# DATA PROVIDED
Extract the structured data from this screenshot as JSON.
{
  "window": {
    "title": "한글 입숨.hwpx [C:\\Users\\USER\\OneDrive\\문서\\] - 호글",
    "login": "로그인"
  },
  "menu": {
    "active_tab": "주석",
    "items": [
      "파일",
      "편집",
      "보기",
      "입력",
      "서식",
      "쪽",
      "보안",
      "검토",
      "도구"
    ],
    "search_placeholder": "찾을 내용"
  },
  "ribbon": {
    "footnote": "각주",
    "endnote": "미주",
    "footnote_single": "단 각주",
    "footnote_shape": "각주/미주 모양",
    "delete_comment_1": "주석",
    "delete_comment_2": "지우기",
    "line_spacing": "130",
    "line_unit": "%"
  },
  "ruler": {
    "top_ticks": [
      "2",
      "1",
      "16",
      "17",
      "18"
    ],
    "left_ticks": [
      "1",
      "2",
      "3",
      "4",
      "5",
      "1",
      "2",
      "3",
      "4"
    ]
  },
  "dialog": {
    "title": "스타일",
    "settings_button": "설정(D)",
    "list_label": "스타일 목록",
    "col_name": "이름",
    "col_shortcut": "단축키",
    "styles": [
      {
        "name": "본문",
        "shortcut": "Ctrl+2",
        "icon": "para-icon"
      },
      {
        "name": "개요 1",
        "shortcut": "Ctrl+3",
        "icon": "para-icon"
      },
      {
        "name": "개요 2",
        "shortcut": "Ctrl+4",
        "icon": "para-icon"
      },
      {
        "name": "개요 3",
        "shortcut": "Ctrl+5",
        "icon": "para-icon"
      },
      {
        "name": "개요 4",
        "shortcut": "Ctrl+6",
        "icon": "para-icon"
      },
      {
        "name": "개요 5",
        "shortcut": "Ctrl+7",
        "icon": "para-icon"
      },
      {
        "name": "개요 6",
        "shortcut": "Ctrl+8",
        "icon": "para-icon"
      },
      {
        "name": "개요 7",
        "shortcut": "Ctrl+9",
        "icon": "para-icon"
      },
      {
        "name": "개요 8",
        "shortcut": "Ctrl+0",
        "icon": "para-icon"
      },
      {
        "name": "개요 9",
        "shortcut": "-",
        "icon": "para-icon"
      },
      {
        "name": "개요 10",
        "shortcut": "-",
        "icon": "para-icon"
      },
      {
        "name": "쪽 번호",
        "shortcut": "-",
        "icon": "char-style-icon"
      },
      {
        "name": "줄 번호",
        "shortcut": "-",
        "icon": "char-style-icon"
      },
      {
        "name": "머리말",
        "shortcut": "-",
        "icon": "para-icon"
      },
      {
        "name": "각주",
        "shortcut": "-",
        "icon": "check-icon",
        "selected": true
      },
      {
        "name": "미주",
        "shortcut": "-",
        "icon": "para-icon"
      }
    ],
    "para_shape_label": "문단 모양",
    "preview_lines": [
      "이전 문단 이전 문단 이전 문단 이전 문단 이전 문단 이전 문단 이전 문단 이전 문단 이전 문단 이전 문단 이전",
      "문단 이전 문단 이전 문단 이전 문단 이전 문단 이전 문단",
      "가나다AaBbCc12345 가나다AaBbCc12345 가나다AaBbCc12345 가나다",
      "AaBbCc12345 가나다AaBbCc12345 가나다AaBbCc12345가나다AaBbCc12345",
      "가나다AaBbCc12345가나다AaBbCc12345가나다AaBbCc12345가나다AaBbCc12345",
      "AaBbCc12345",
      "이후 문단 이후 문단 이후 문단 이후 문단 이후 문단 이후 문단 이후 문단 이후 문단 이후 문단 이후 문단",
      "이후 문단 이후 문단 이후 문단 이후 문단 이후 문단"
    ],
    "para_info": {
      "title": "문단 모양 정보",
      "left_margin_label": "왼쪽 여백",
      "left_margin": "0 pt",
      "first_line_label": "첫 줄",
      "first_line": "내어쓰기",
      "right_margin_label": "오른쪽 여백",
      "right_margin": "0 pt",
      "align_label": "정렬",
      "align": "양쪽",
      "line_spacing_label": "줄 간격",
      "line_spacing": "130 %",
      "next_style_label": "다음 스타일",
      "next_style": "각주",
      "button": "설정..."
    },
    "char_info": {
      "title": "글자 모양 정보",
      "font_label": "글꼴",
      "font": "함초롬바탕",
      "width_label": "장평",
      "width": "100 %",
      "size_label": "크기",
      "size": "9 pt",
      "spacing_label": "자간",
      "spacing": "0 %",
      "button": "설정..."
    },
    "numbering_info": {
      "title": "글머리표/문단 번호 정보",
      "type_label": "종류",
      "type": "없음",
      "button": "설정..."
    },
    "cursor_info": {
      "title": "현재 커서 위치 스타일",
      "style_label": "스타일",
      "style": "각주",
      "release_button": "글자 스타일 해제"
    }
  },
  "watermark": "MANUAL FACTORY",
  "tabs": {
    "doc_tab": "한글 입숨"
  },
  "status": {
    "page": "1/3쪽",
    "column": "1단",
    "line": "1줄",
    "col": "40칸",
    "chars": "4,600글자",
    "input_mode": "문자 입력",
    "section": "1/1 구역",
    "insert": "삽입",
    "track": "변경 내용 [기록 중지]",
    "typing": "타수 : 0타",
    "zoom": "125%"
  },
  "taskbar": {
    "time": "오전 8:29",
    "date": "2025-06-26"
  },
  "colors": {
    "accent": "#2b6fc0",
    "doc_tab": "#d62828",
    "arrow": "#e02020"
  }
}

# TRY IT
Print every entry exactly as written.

# RESPONSE
Extract the structured data from this screenshot as JSON.
{
  "window": {
    "title": "한글 입숨.hwpx [C:\\Users\\USER\\OneDrive\\문서\\] - 호글",
    "login": "로그인"
  },
  "menu": {
    "active_tab": "주석",
    "items": [
      "파일",
      "편집",
      "보기",
      "입력",
      "서식",
      "쪽",
      "보안",
      "검토",
      "도구"
    ],
    "search_placeholder": "찾을 내용"
  },
  "ribbon": {
    "footnote": "각주",
    "endnote": "미주",
    "footnote_single": "단 각주",
    "footnote_shape": "각주/미주 모양",
    "delete_comment_1": "주석",
    "delete_comment_2": "지우기",
    "line_spacing": "130",
    "line_unit": "%"
  },
  "ruler": {
    "top_ticks": [
      "2",
      "1",
      "16",
      "17",
      "18"
    ],
    "left_ticks": [
      "1",
      "2",
      "3",
      "4",
      "5",
      "1",
      "2",
      "3",
      "4"
    ]
  },
  "dialog": {
    "title": "스타일",
    "settings_button": "설정(D)",
    "list_label": "스타일 목록",
    "col_name": "이름",
    "col_shortcut": "단축키",
    "styles": [
      {
        "name": "본문",
        "shortcut": "Ctrl+2",
        "icon": "para-icon"
      },
      {
        "name": "개요 1",
        "shortcut": "Ctrl+3",
        "icon": "para-icon"
      },
      {
        "name": "개요 2",
        "shortcut": "Ctrl+4",
        "icon": "para-icon"
      },
      {
        "name": "개요 3",
        "shortcut": "Ctrl+5",
        "icon": "para-icon"
      },
      {
        "name": "개요 4",
        "shortcut": "Ctrl+6",
        "icon": "para-icon"
      },
      {
        "name": "개요 5",
        "shortcut": "Ctrl+7",
        "icon": "para-icon"
      },
      {
        "name": "개요 6",
        "shortcut": "Ctrl+8",
        "icon": "para-icon"
      },
      {
        "name": "개요 7",
        "shortcut": "Ctrl+9",
        "icon": "para-icon"
      },
      {
        "name": "개요 8",
        "shortcut": "Ctrl+0",
        "icon": "para-icon"
      },
      {
        "name": "개요 9",
        "shortcut": "-",
        "icon": "para-icon"
      },
      {
        "name": "개요 10",
        "shortcut": "-",
        "icon": "para-icon"
      },
      {
        "name": "쪽 번호",
        "shortcut": "-",
        "icon": "char-style-icon"
      },
      {
        "name": "줄 번호",
        "shortcut": "-",
        "icon": "char-style-icon"
      },
      {
        "name": "머리말",
        "shortcut": "-",
        "icon": "para-icon"
      },
      {
        "name": "각주",
        "shortcut": "-",
        "icon": "check-icon",
        "selected": true
      },
      {
        "name": "미주",
        "shortcut": "-",
        "icon": "para-icon"
      }
    ],
    "para_shape_label": "문단 모양",
    "preview_lines": [
      "이전 문단 이전 문단 이전 문단 이전 문단 이전 문단 이전 문단 이전 문단 이전 문단 이전 문단 이전 문단 이전",
      "문단 이전 문단 이전 문단 이전 문단 이전 문단 이전 문단",
      "가나다AaBbCc12345 가나다AaBbCc12345 가나다AaBbCc12345 가나다",
      "AaBbCc12345 가나다AaBbCc12345 가나다AaBbCc12345가나다AaBbCc12345",
      "가나다AaBbCc12345가나다AaBbCc12345가나다AaBbCc12345가나다AaBbCc12345",
      "AaBbCc12345",
      "이후 문단 이후 문단 이후 문단 이후 문단 이후 문단 이후 문단 이후 문단 이후 문단 이후 문단 이후 문단",
      "이후 문단 이후 문단 이후 문단 이후 문단 이후 문단"
    ],
    "para_info": {
      "title": "문단 모양 정보",
      "left_margin_label": "왼쪽 여백",
      "left_margin": "0 pt",
      "first_line_label": "첫 줄",
      "first_line": "내어쓰기",
      "right_margin_label": "오른쪽 여백",
      "right_margin": "0 pt",
      "align_label": "정렬",
      "align": "양쪽",
      "line_spacing_label": "줄 간격",
      "line_spacing": "130 %",
      "next_style_label": "다음 스타일",
      "next_style": "각주",
      "button": "설정..."
    },
    "char_info": {
      "title": "글자 모양 정보",
      "font_label": "글꼴",
      "font": "함초롬바탕",
      "width_label": "장평",
      "width": "100 %",
      "size_label": "크기",
      "size": "9 pt",
      "spacing_label": "자간",
      "spacing": "0 %",
      "button": "설정..."
    },
    "numbering_info": {
      "title": "글머리표/문단 번호 정보",
      "type_label": "종류",
      "type": "없음",
      "button": "설정..."
    },
    "cursor_info": {
      "title": "현재 커서 위치 스타일",
      "style_label": "스타일",
      "style": "각주",
      "release_button": "글자 스타일 해제"
    }
  },
  "watermark": "MANUAL FACTORY",
  "tabs": {
    "doc_tab": "한글 입숨"
  },
  "status": {
    "page": "1/3쪽",
    "column": "1단",
    "line": "1줄",
    "col": "40칸",
    "chars": "4,600글자",
    "input_mode": "문자 입력",
    "section": "1/1 구역",
    "insert": "삽입",
    "track": "변경 내용 [기록 중지]",
    "typing": "타수 : 0타",
    "zoom": "125%"
  },
  "taskbar": {
    "time": "오전 8:29",
    "date": "2025-06-26"
  },
  "colors": {
    "accent": "#2b6fc0",
    "doc_tab": "#d62828",
    "arrow": "#e02020"
  }
}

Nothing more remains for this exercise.